─── Dataset records ───
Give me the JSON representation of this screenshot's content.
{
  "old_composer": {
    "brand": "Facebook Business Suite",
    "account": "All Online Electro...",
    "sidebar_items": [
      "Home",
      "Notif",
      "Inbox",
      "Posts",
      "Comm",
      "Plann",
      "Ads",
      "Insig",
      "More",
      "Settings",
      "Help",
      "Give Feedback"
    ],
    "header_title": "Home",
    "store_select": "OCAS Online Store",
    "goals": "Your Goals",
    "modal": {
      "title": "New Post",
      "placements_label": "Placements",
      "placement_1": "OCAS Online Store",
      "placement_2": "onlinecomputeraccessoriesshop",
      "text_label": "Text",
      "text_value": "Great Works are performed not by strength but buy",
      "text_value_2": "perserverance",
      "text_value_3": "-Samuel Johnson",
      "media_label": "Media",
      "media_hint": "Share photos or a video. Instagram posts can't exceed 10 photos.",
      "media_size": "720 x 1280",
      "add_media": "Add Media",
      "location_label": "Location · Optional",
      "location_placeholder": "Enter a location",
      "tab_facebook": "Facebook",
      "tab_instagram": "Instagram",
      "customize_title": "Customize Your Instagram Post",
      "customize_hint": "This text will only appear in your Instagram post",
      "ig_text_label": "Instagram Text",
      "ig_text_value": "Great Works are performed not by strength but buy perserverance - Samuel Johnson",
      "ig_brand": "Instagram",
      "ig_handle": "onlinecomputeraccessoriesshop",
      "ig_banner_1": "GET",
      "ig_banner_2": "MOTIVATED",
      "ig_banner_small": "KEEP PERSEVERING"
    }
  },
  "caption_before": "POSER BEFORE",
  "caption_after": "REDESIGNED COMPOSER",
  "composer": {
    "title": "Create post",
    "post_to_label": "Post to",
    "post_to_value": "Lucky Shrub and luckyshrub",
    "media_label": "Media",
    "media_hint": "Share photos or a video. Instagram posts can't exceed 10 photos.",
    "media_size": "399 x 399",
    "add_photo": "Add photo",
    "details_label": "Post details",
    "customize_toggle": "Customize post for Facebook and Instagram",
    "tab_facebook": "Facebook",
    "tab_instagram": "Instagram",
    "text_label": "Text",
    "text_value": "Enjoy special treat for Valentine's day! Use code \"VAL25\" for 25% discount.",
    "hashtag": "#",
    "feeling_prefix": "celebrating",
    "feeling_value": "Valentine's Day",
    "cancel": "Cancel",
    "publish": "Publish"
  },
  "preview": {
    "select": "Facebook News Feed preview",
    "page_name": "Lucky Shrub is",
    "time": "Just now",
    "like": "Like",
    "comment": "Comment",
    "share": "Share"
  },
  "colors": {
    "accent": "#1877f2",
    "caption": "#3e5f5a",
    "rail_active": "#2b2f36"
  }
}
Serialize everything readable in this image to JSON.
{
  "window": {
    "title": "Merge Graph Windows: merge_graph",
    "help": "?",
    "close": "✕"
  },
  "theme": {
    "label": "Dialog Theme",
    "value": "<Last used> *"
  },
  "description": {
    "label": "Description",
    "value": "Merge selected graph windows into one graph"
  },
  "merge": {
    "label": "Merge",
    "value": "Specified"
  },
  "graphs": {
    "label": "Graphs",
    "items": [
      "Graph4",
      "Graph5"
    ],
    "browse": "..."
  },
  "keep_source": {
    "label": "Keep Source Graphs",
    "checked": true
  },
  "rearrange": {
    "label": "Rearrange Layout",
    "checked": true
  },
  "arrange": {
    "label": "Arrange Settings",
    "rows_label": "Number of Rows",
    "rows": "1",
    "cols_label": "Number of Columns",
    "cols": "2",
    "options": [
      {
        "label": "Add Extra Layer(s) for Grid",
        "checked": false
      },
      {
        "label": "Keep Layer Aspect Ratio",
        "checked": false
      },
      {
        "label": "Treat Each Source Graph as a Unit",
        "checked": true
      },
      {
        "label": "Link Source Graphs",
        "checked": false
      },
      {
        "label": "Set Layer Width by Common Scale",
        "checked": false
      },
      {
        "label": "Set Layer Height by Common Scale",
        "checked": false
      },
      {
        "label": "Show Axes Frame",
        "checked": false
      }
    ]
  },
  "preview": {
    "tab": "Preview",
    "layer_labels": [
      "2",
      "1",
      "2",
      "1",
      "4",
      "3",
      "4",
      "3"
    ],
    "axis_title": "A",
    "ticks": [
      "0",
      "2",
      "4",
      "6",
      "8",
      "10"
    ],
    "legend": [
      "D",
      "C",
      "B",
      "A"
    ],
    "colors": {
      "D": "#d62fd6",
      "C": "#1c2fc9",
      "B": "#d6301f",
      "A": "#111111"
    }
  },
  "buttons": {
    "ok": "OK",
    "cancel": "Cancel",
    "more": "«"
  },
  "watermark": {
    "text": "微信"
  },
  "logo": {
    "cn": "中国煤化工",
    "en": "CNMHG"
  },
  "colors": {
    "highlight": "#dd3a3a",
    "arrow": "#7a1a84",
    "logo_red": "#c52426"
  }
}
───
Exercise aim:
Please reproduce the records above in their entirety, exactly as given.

Answer section:
Give me the JSON representation of this screenshot's content.
{
  "old_composer": {
    "brand": "Facebook Business Suite",
    "account": "All Online Electro...",
    "sidebar_items": [
      "Home",
      "Notif",
      "Inbox",
      "Posts",
      "Comm",
      "Plann",
      "Ads",
      "Insig",
      "More",
      "Settings",
      "Help",
      "Give Feedback"
    ],
    "header_title": "Home",
    "store_select": "OCAS Online Store",
    "goals": "Your Goals",
    "modal": {
      "title": "New Post",
      "placements_label": "Placements",
      "placement_1": "OCAS Online Store",
      "placement_2": "onlinecomputeraccessoriesshop",
      "text_label": "Text",
      "text_value": "Great Works are performed not by strength but buy",
      "text_value_2": "perserverance",
      "text_value_3": "-Samuel Johnson",
      "media_label": "Media",
      "media_hint": "Share photos or a video. Instagram posts can't exceed 10 photos.",
      "media_size": "720 x 1280",
      "add_media": "Add Media",
      "location_label": "Location · Optional",
      "location_placeholder": "Enter a location",
      "tab_facebook": "Facebook",
      "tab_instagram": "Instagram",
      "customize_title": "Customize Your Instagram Post",
      "customize_hint": "This text will only appear in your Instagram post",
      "ig_text_label": "Instagram Text",
      "ig_text_value": "Great Works are performed not by strength but buy perserverance - Samuel Johnson",
      "ig_brand": "Instagram",
      "ig_handle": "onlinecomputeraccessoriesshop",
      "ig_banner_1": "GET",
      "ig_banner_2": "MOTIVATED",
      "ig_banner_small": "KEEP PERSEVERING"
    }
  },
  "caption_before": "POSER BEFORE",
  "caption_after": "REDESIGNED COMPOSER",
  "composer": {
    "title": "Create post",
    "post_to_label": "Post to",
    "post_to_value": "Lucky Shrub and luckyshrub",
    "media_label": "Media",
    "media_hint": "Share photos or a video. Instagram posts can't exceed 10 photos.",
    "media_size": "399 x 399",
    "add_photo": "Add photo",
    "details_label": "Post details",
    "customize_toggle": "Customize post for Facebook and Instagram",
    "tab_facebook": "Facebook",
    "tab_instagram": "Instagram",
    "text_label": "Text",
    "text_value": "Enjoy special treat for Valentine's day! Use code \"VAL25\" for 25% discount.",
    "hashtag": "#",
    "feeling_prefix": "celebrating",
    "feeling_value": "Valentine's Day",
    "cancel": "Cancel",
    "publish": "Publish"
  },
  "preview": {
    "select": "Facebook News Feed preview",
    "page_name": "Lucky Shrub is",
    "time": "Just now",
    "like": "Like",
    "comment": "Comment",
    "share": "Share"
  },
  "colors": {
    "accent": "#1877f2",
    "caption": "#3e5f5a",
    "rail_active": "#2b2f36"
  }
}
Serialize everything readable in this image to JSON.
{
  "window": {
    "title": "Merge Graph Windows: merge_graph",
    "help": "?",
    "close": "✕"
  },
  "theme": {
    "label": "Dialog Theme",
    "value": "<Last used> *"
  },
  "description": {
    "label": "Description",
    "value": "Merge selected graph windows into one graph"
  },
  "merge": {
    "label": "Merge",
    "value": "Specified"
  },
  "graphs": {
    "label": "Graphs",
    "items": [
      "Graph4",
      "Graph5"
    ],
    "browse": "..."
  },
  "keep_source": {
    "label": "Keep Source Graphs",
    "checked": true
  },
  "rearrange": {
    "label": "Rearrange Layout",
    "checked": true
  },
  "arrange": {
    "label": "Arrange Settings",
    "rows_label": "Number of Rows",
    "rows": "1",
    "cols_label": "Number of Columns",
    "cols": "2",
    "options": [
      {
        "label": "Add Extra Layer(s) for Grid",
        "checked": false
      },
      {
        "label": "Keep Layer Aspect Ratio",
        "checked": false
      },
      {
        "label": "Treat Each Source Graph as a Unit",
        "checked": true
      },
      {
        "label": "Link Source Graphs",
        "checked": false
      },
      {
        "label": "Set Layer Width by Common Scale",
        "checked": false
      },
      {
        "label": "Set Layer Height by Common Scale",
        "checked": false
      },
      {
        "label": "Show Axes Frame",
        "checked": false
      }
    ]
  },
  "preview": {
    "tab": "Preview",
    "layer_labels": [
      "2",
      "1",
      "2",
      "1",
      "4",
      "3",
      "4",
      "3"
    ],
    "axis_title": "A",
    "ticks": [
      "0",
      "2",
      "4",
      "6",
      "8",
      "10"
    ],
    "legend": [
      "D",
      "C",
      "B",
      "A"
    ],
    "colors": {
      "D": "#d62fd6",
      "C": "#1c2fc9",
      "B": "#d6301f",
      "A": "#111111"
    }
  },
  "buttons": {
    "ok": "OK",
    "cancel": "Cancel",
    "more": "«"
  },
  "watermark": {
    "text": "微信"
  },
  "logo": {
    "cn": "中国煤化工",
    "en": "CNMHG"
  },
  "colors": {
    "highlight": "#dd3a3a",
    "arrow": "#7a1a84",
    "logo_red": "#c52426"
  }
}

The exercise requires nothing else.